The Town Hall and Center School embody the vernacular construction common for public buildings in rural antebellum Connecticut. Schools and town houses were typically plain, rectangular-plan clapboarded structures bereft of even the simple Greek Revival detailing found on houses of the period. Both buildings are good examples of the type, with the town hall an especially well-preserved specimen. Even the meetinghouse, updated twice and covered with modern siding material, is predominantly a vernacular institutional structure of this type.

Gravestones are today recognized as a major medium of artistic expression for 18th-century New Englanders. The carvings of death's-heads, angels, funerary symbols, and border designs in Union cemetery are typical examples of the genre.

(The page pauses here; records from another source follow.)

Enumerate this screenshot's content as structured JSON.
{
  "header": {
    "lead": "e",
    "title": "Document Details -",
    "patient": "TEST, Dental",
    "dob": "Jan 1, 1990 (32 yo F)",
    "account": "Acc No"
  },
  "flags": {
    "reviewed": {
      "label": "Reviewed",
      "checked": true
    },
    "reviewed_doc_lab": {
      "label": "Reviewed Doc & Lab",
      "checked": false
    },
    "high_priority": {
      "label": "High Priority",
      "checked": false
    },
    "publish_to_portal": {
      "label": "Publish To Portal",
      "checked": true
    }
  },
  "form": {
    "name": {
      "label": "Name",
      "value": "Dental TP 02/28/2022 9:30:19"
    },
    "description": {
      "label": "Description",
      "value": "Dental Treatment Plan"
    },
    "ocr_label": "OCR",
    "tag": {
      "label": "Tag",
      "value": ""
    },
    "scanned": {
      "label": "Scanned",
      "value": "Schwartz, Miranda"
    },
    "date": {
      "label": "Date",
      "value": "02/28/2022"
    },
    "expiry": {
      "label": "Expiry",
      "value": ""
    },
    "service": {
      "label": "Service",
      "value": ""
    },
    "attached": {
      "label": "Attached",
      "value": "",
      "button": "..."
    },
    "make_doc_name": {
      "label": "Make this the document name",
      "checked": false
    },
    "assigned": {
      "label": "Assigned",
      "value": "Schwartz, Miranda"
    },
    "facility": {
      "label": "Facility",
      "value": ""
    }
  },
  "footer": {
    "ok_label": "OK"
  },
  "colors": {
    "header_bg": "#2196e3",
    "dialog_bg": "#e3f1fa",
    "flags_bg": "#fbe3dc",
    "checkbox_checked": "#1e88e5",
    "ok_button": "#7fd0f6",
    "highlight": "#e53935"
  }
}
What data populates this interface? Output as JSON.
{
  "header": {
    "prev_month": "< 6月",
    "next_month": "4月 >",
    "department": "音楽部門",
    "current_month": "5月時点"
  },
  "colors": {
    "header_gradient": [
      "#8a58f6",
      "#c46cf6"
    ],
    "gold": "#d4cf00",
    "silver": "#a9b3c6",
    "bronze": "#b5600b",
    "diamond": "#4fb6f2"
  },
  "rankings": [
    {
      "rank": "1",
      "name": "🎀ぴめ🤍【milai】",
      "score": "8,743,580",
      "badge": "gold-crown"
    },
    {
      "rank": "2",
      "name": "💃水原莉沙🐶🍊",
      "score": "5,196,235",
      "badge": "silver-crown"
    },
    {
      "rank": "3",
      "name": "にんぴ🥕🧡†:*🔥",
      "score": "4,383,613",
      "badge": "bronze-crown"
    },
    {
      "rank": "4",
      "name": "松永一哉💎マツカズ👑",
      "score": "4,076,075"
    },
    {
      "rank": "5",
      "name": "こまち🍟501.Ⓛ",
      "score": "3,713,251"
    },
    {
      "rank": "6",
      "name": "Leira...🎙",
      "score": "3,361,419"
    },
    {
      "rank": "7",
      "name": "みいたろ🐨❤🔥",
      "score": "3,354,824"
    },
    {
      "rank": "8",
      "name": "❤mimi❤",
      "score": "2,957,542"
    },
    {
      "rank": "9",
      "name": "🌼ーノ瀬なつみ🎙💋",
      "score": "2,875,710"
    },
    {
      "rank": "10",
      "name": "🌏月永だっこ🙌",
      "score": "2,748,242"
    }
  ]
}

The cemetery is especially notable for the large number of Manning "batwing" stones, including the earliest (1760) signed stone by Josiah Manning, and for the high-relief angel on the marker of Rev. Ebenezer Wayman (1756), which has been called "one of the most beautiful examples of the mature work of [Obadiah Wheeler,]...the finest craftsman of the early inland rural carvers of eastern Connecticut."[1]


  1. James A. Slater, The Colonial Burying Grounds of Eastern Connecticut (Hamden, Conn.: Connecticut Academy of Arts and Sciences, 1987), 7, 290.


Atlas of Windham and Tolland Counties. Hartford: Baker & Tilden, 1869.

Cole, J.R. History of Tolland County. New York: W. W. Preston, 1888.

Eaton, William C., and H.C. Osborn. Map of Tolland County Connecticut. Philadelphia: Woodford & Bartlett, 1857.

Lawson, Harvey M., comp. The History of Union, Connecticut, Founded on Material Gathered by Reverend Charles Hammond. New Haven: Price, Lee & Adkins Co., 1893.

Slater, James A. The Colonial Burying Grounds of Eastern Connecticut. Hamden, Conn.: Connecticut Academy of Arts and Sciences, 1987.

Upson, Jeannine M., ed., Union Lands: A People's History. Union: Union Historical Society, 1984.

Bruce Clouette and Matthew Roth, consultants, and John Herzan, Connecticut Historical Commission, nomination document, 1990, National Park Service, National Register of Historic Places, Washington, D.C.

Street Names
Buckley Highway • Cemetery Road • Kinney Hollow Road • Route 171 • Route 190 • Town Hall Road